- Problem to solve -
The count of lines below that include the string "this" is the whole answer.

=== Input records ===

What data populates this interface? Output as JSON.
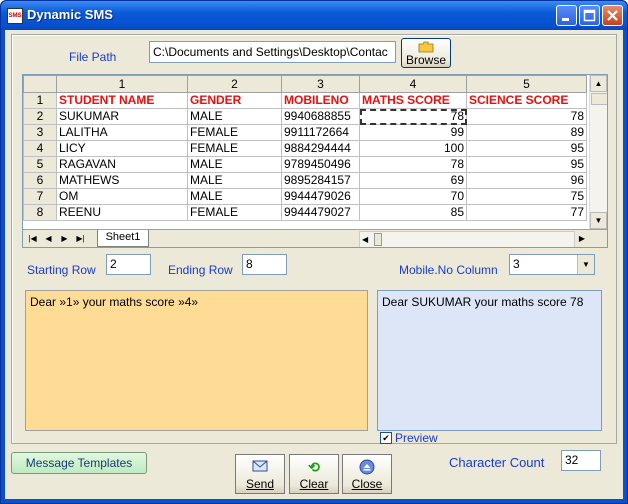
{
  "window": {
    "title": "Dynamic SMS",
    "icon_text": "SMS"
  },
  "file": {
    "label": "File Path",
    "path": "C:\\Documents and Settings\\Desktop\\Contac",
    "browse_label": "Browse"
  },
  "sheet": {
    "col_numbers": [
      "1",
      "2",
      "3",
      "4",
      "5"
    ],
    "header_row_number": "1",
    "headers": [
      "STUDENT NAME",
      "GENDER",
      "MOBILENO",
      "MATHS SCORE",
      "SCIENCE SCORE"
    ],
    "rows": [
      {
        "num": "2",
        "cells": [
          "SUKUMAR",
          "MALE",
          "9940688855",
          "78",
          "78"
        ]
      },
      {
        "num": "3",
        "cells": [
          "LALITHA",
          "FEMALE",
          "9911172664",
          "99",
          "89"
        ]
      },
      {
        "num": "4",
        "cells": [
          "LICY",
          "FEMALE",
          "9884294444",
          "100",
          "95"
        ]
      },
      {
        "num": "5",
        "cells": [
          "RAGAVAN",
          "MALE",
          "9789450496",
          "78",
          "95"
        ]
      },
      {
        "num": "6",
        "cells": [
          "MATHEWS",
          "MALE",
          "9895284157",
          "69",
          "96"
        ]
      },
      {
        "num": "7",
        "cells": [
          "OM",
          "MALE",
          "9944479026",
          "70",
          "75"
        ]
      },
      {
        "num": "8",
        "cells": [
          "REENU",
          "FEMALE",
          "9944479027",
          "85",
          "77"
        ]
      }
    ],
    "tab_name": "Sheet1"
  },
  "range": {
    "start_label": "Starting Row",
    "start_value": "2",
    "end_label": "Ending Row",
    "end_value": "8",
    "mobile_label": "Mobile.No Column",
    "mobile_value": "3"
  },
  "message": {
    "template": "Dear »1» your maths score »4»",
    "preview": "Dear SUKUMAR your maths score 78",
    "preview_label": "Preview",
    "preview_checked": true,
    "template_color": "#ffdc96",
    "preview_color": "#dce6f6"
  },
  "footer": {
    "templates_button": "Message Templates",
    "send": "Send",
    "clear": "Clear",
    "close": "Close",
    "char_count_label": "Character Count",
    "char_count_value": "32"
  }
}
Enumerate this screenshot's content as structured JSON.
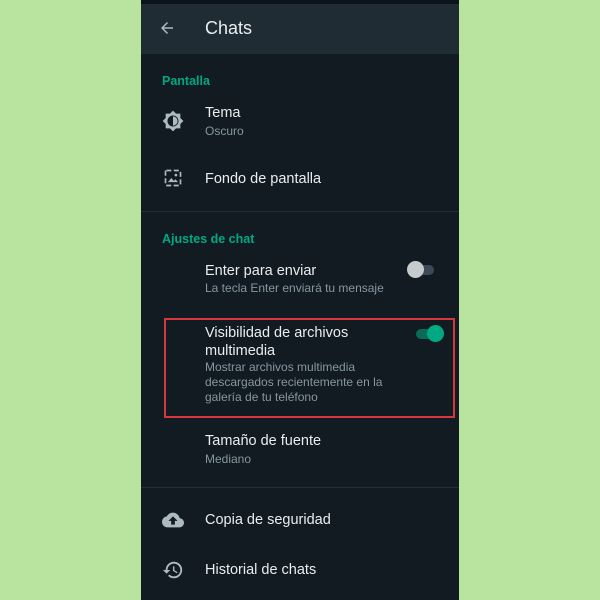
{
  "header": {
    "title": "Chats",
    "back_icon": "arrow-left-icon"
  },
  "sections": {
    "display": {
      "label": "Pantalla",
      "theme": {
        "title": "Tema",
        "value": "Oscuro",
        "icon": "theme-brightness-icon"
      },
      "wallpaper": {
        "title": "Fondo de pantalla",
        "icon": "wallpaper-icon"
      }
    },
    "chat_settings": {
      "label": "Ajustes de chat",
      "enter_to_send": {
        "title": "Enter para enviar",
        "subtitle": "La tecla Enter enviará tu mensaje",
        "enabled": false
      },
      "media_visibility": {
        "title_line1": "Visibilidad de archivos",
        "title_line2": "multimedia",
        "subtitle_line1": "Mostrar archivos multimedia",
        "subtitle_line2": "descargados recientemente en la",
        "subtitle_line3": "galería de tu teléfono",
        "enabled": true
      },
      "font_size": {
        "title": "Tamaño de fuente",
        "value": "Mediano"
      }
    },
    "other": {
      "backup": {
        "title": "Copia de seguridad",
        "icon": "cloud-upload-icon"
      },
      "history": {
        "title": "Historial de chats",
        "icon": "history-icon"
      }
    }
  },
  "colors": {
    "background": "#b8e4a0",
    "screen": "#121b22",
    "appbar": "#1f2c34",
    "accent": "#00a884",
    "highlight": "#d6363f"
  }
}
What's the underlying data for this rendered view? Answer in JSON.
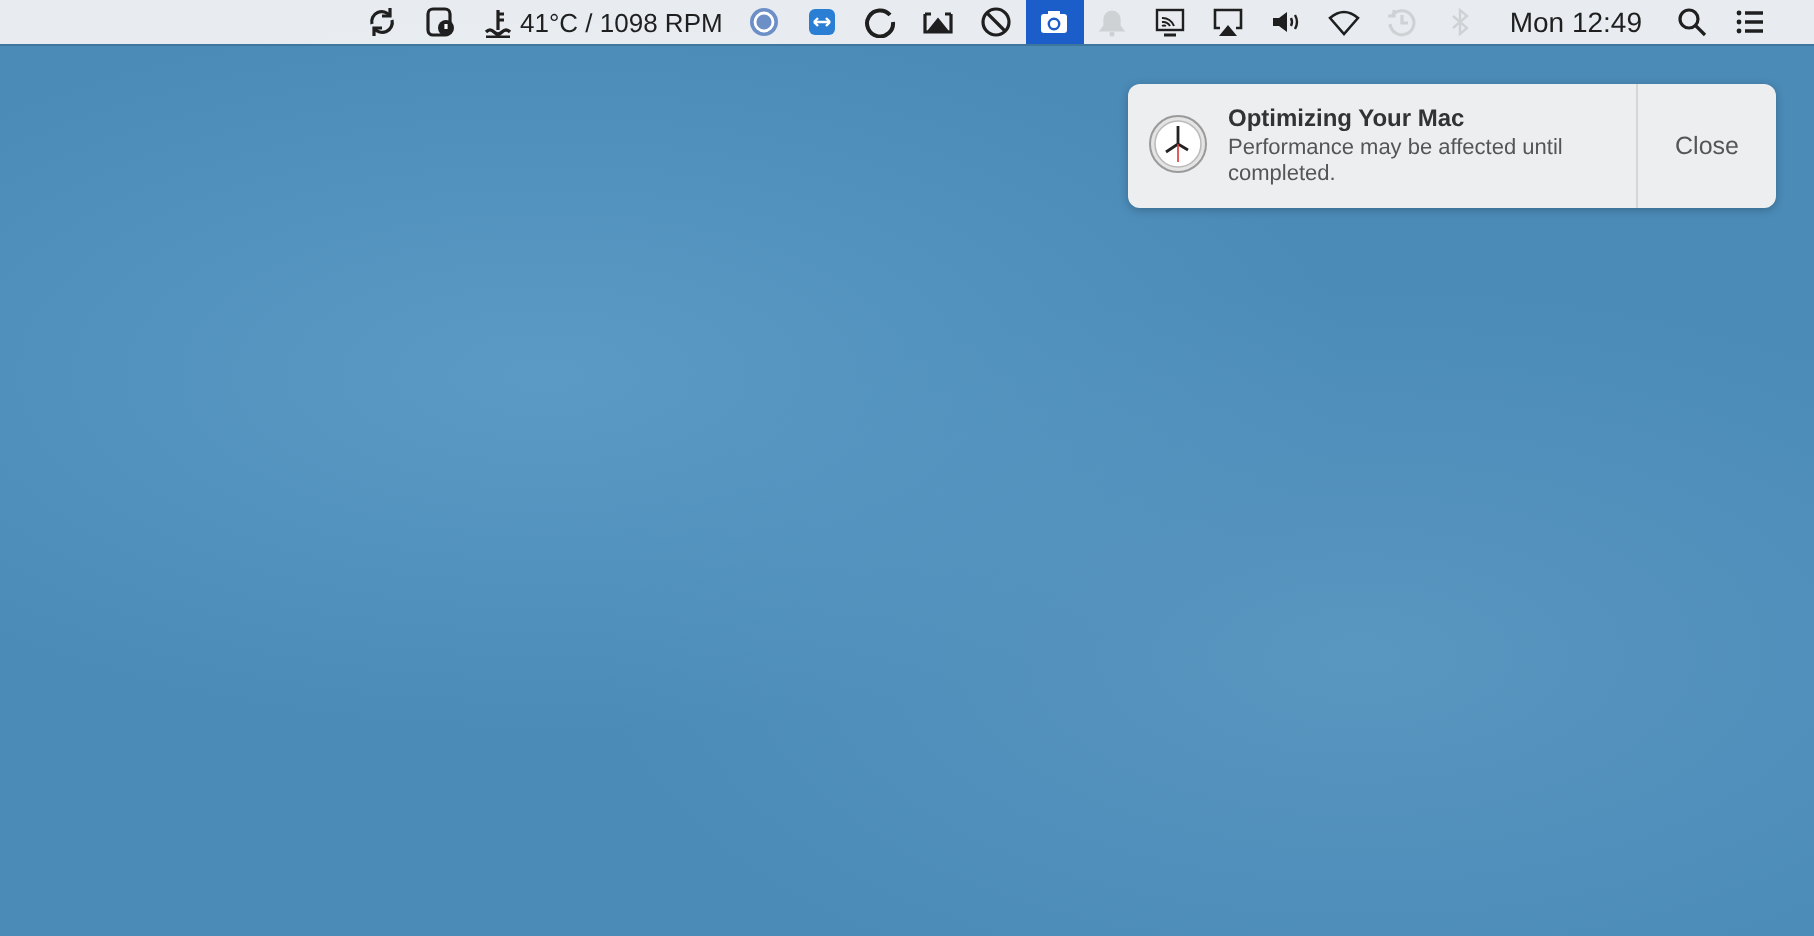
{
  "menu_bar": {
    "status_items": [
      {
        "kind": "sync",
        "highlighted": false,
        "dimmed": false
      },
      {
        "kind": "alert-phone",
        "highlighted": false,
        "dimmed": false
      },
      {
        "kind": "temperature",
        "text": "41°C / 1098 RPM",
        "highlighted": false,
        "dimmed": false
      },
      {
        "kind": "te-logo",
        "highlighted": false,
        "dimmed": false
      },
      {
        "kind": "remote",
        "highlighted": false,
        "dimmed": false
      },
      {
        "kind": "ring",
        "highlighted": false,
        "dimmed": false
      },
      {
        "kind": "tray",
        "highlighted": false,
        "dimmed": false
      },
      {
        "kind": "no-entry",
        "highlighted": false,
        "dimmed": false
      },
      {
        "kind": "camera",
        "highlighted": true,
        "dimmed": false
      },
      {
        "kind": "bell",
        "highlighted": false,
        "dimmed": true
      },
      {
        "kind": "cast",
        "highlighted": false,
        "dimmed": false
      },
      {
        "kind": "airplay",
        "highlighted": false,
        "dimmed": false
      },
      {
        "kind": "volume",
        "highlighted": false,
        "dimmed": false
      },
      {
        "kind": "wifi",
        "highlighted": false,
        "dimmed": false
      },
      {
        "kind": "time-machine",
        "highlighted": false,
        "dimmed": true
      },
      {
        "kind": "bluetooth",
        "highlighted": false,
        "dimmed": true
      },
      {
        "kind": "clock",
        "text": "Mon 12:49",
        "highlighted": false,
        "dimmed": false
      },
      {
        "kind": "search",
        "highlighted": false,
        "dimmed": false
      },
      {
        "kind": "list",
        "highlighted": false,
        "dimmed": false
      }
    ]
  },
  "notification": {
    "title": "Optimizing Your Mac",
    "message": "Performance may be affected until completed.",
    "button": "Close"
  }
}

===

- Answer section -
3